Polymorphism in C#

Polymorphism in C# with Real-Time Examples

In this article, I am going to discuss Polymorphism in C# with Real-Time Examples. Please read our previous where we discussed Abstract Class and Abstract Methods in C# with Examples. At the end of this article, you will understand the following polymorphism pointers in detail.

  1. What is Polymorphism?
  2. Why do we need Polymorphism?
  3. Types of Polymorphism in C#?
  4. What is Compile-Time Polymorphism?
  5. What is Runtime Polymorphism?

Note: Polymorphism is one of the primary pillars of object-oriented programming.

What is Polymorphism in C#?

The word polymorphism is derived from the Greek word, where Poly means many and morph means faces/ behaviors. So, the word polymorphism means the ability to take more than one form. Please have a look at the following diagram. As shown in the below diagram, the vehicle is something that has various forms; two-wheeler, three-wheeler, and four-wheeler, and so on. So this is one example of polymorphism.

What is Polymorphism

Technically we can say that when a function shows different behaviors when we passed different types and numbers of input values, then it is called Polymorphism in C#. So behaving in different ways depending on the input received is known as polymorphism i.e. whenever the input changes, automatically the output or the behavior also changes.

Types of Polymorphism in C#

There are two types of polymorphism in C#

  1. Static Polymorphism / Compile-Time Polymorphism / Early Binding
  2. Dynamic Polymorphism / Run-Time Polymorphism / Late Binding

The following diagram shows different types of polymorphisms in C# with their examples.

Types of Polymorphism in C#

The polymorphism in C# can be implemented using the following three ways.

  1. Function Overloading
  2. Function Overriding
  3. Function Hiding

Note: While working with Polymorphism in C# we need to understand two things i.e. what happens at the time of compilation and what happens at the time of execution for a method call. Is the method going to be executed from the same class at run-time which is bounded to the class at the compile-time or is the method going to be executed from a different class at run-time rather than the class bounded at compile time? Let us proceed and see the answer.

What is Compile-Time Polymorphism in C#?

The function call bounded to the class at the time of compilation, if the function is going to be executed from the same bounded class at run-time, then it is called Compile-Time Polymorphism in C#. This happens in the case of Method Overloading because, in case of overloading each method will have a different signature, and based on the method call, we can easily recognize the method which matches the method signature.

It is also called Static Polymorphism or Early Binding as at the Compilation time we will be able to know from which class the method going to be executed.

What is Runtime Polymorphism in C#?

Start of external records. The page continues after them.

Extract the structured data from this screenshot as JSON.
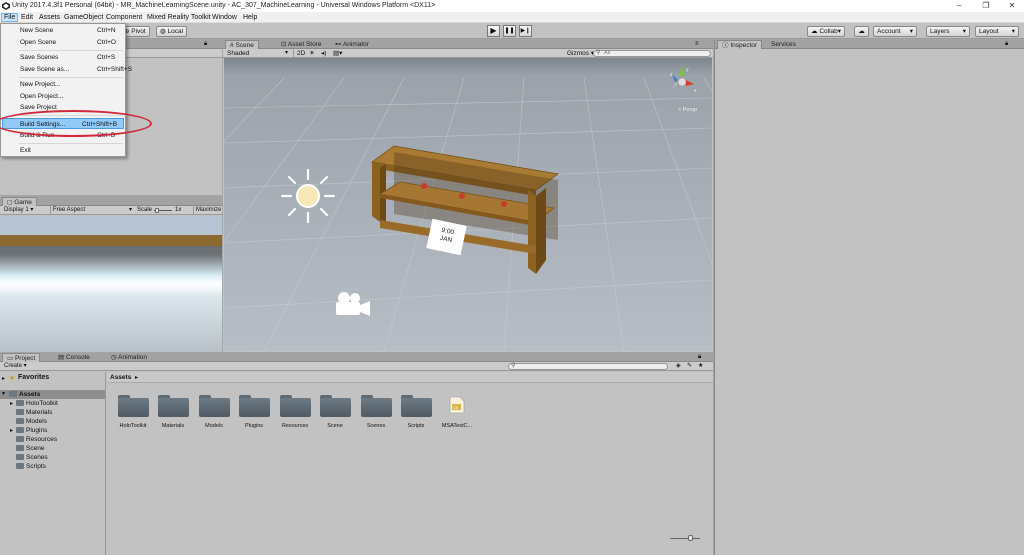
{
  "window": {
    "title": "Unity 2017.4.3f1 Personal (64bit) - MR_MachineLearningScene.unity - AC_307_MachineLearning - Universal Windows Platform <DX11>",
    "minimize": "–",
    "maximize": "❐",
    "close": "✕"
  },
  "menubar": {
    "items": [
      "File",
      "Edit",
      "Assets",
      "GameObject",
      "Component",
      "Mixed Reality Toolkit",
      "Window",
      "Help"
    ]
  },
  "filemenu": {
    "items": [
      {
        "label": "New Scene",
        "shortcut": "Ctrl+N"
      },
      {
        "label": "Open Scene",
        "shortcut": "Ctrl+O"
      },
      {
        "label": "Save Scenes",
        "shortcut": "Ctrl+S"
      },
      {
        "label": "Save Scene as...",
        "shortcut": "Ctrl+Shift+S"
      },
      {
        "label": "New Project...",
        "shortcut": ""
      },
      {
        "label": "Open Project...",
        "shortcut": ""
      },
      {
        "label": "Save Project",
        "shortcut": ""
      },
      {
        "label": "Build Settings...",
        "shortcut": "Ctrl+Shift+B"
      },
      {
        "label": "Build & Run",
        "shortcut": "Ctrl+B"
      },
      {
        "label": "Exit",
        "shortcut": ""
      }
    ]
  },
  "toolbar": {
    "pivot": "Pivot",
    "local": "Local",
    "collab": "Collab",
    "account": "Account",
    "layers": "Layers",
    "layout": "Layout",
    "play_icon": "▶",
    "pause_icon": "❚❚",
    "step_icon": "▶❙"
  },
  "scene": {
    "tabs": [
      "Scene",
      "Asset Store",
      "Animator"
    ],
    "shading": "Shaded",
    "mode2d": "2D",
    "gizmos": "Gizmos",
    "search_placeholder": "All",
    "persp": "< Persp",
    "card_time": "9:00",
    "card_month": "JAN"
  },
  "inspector": {
    "tabs": [
      "Inspector",
      "Services"
    ]
  },
  "game": {
    "tab": "Game",
    "display": "Display 1",
    "aspect": "Free Aspect",
    "scale_label": "Scale",
    "scale_value": "1x",
    "maximize": "Maximize"
  },
  "project": {
    "tabs": [
      "Project",
      "Console",
      "Animation"
    ],
    "create": "Create",
    "favorites": "Favorites",
    "assets_root": "Assets",
    "breadcrumb": "Assets",
    "tree": [
      "HoloToolkit",
      "Materials",
      "Models",
      "Plugins",
      "Resources",
      "Scene",
      "Scenes",
      "Scripts"
    ],
    "folders": [
      "HoloToolkit",
      "Materials",
      "Models",
      "Plugins",
      "Resources",
      "Scene",
      "Scenes",
      "Scripts"
    ],
    "file": "MSATestC..."
  }
}
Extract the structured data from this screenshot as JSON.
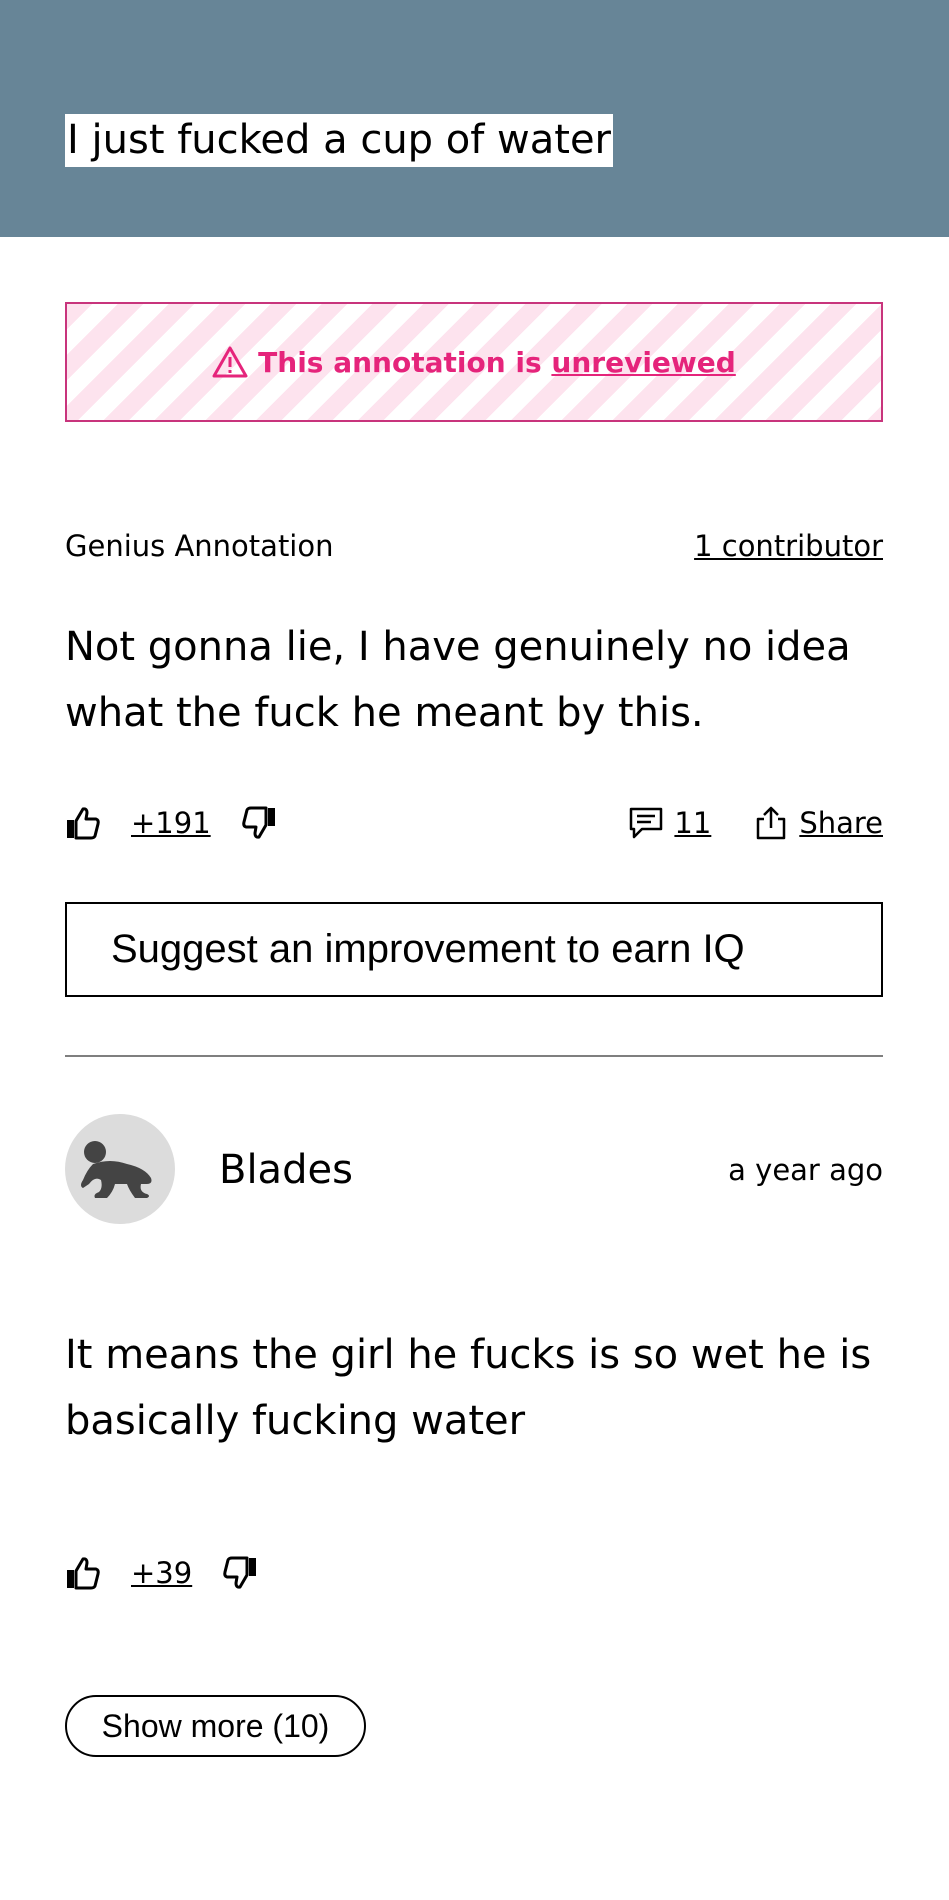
{
  "lyric": {
    "text": "I just fucked a cup of water"
  },
  "status_banner": {
    "prefix": "This annotation is ",
    "link": "unreviewed",
    "colors": {
      "text": "#e5247b",
      "border": "#c8347c",
      "stripe": "#fde3ee"
    },
    "icon": "warning-triangle-icon"
  },
  "annotation": {
    "label": "Genius Annotation",
    "contributors": "1 contributor",
    "body": "Not gonna lie, I have genuinely no idea what the fuck he meant by this.",
    "votes": "+191",
    "comments": "11",
    "share": "Share"
  },
  "suggest": {
    "label": "Suggest an improvement to earn IQ"
  },
  "comment": {
    "username": "Blades",
    "time": "a year ago",
    "body": "It means the girl he fucks is so wet he is basically fucking water",
    "votes": "+39",
    "avatar_icon": "crawling-baby-icon"
  },
  "show_more": {
    "label": "Show more (10)"
  },
  "colors": {
    "header_bg": "#678597",
    "divider": "#7f7f7f"
  }
}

The function call bounded to the class at the time of compilation, if the function is going to be executed from a different class (Parent Class) at run-time rather than the class bounded at compilation-time, then it is called Run-Time Polymorphism. This happens in the case of Method Overriding because, in the case of Overriding, we have multiple methods with the same signature i.e. Parent Class and the Child class having the same method implementation. So, in this case, we will be able to know at runtime from which class the method is going to be executed.

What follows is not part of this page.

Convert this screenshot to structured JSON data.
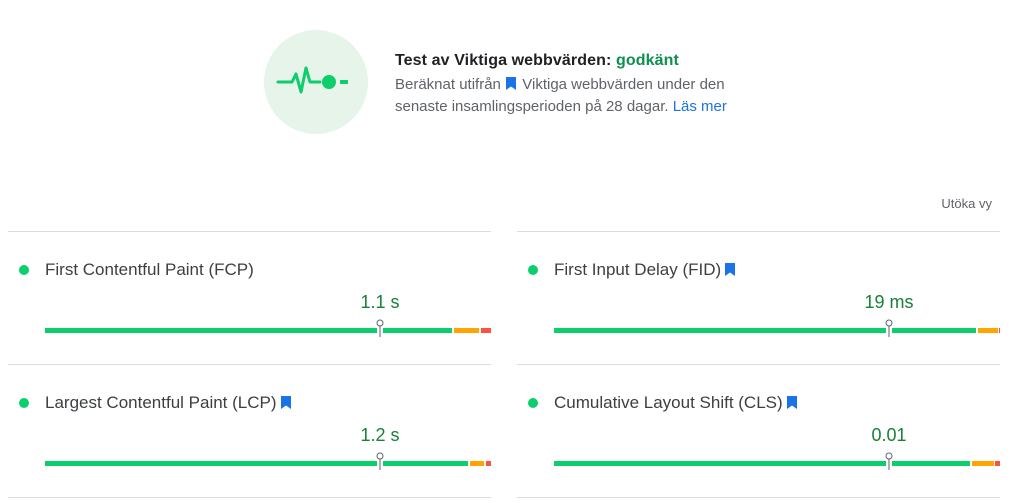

It is also called Dynamic Polymorphism or Late Binding as at Run-time we will be able to know from which class the method is going to be executed.

In the next article, I am going to discuss Function Overloading in C# with real-time examples. Here, in this article, I try to explain what exactly Polymorphism in C# and their types and when to use Polymorphism in real-time application.

2 thoughts on “Polymorphism in C#”

  1. blank

    >>> In case of RUNTIME polymorphism for a given method call, we can recognize which method has to be executed exactly at runtime but not in compilation time because in case of overriding and HIDING we have multiple methods with the same signature.

    (From function hiding arcticle)>>>In method HIDING a base class reference variable pointing to a child class object will invoke the hidden method in the BASE class.

    Then method hiding is compile-time polymorphism, isn’t it?

Leave a Reply

Your email address will not be published. Required fields are marked *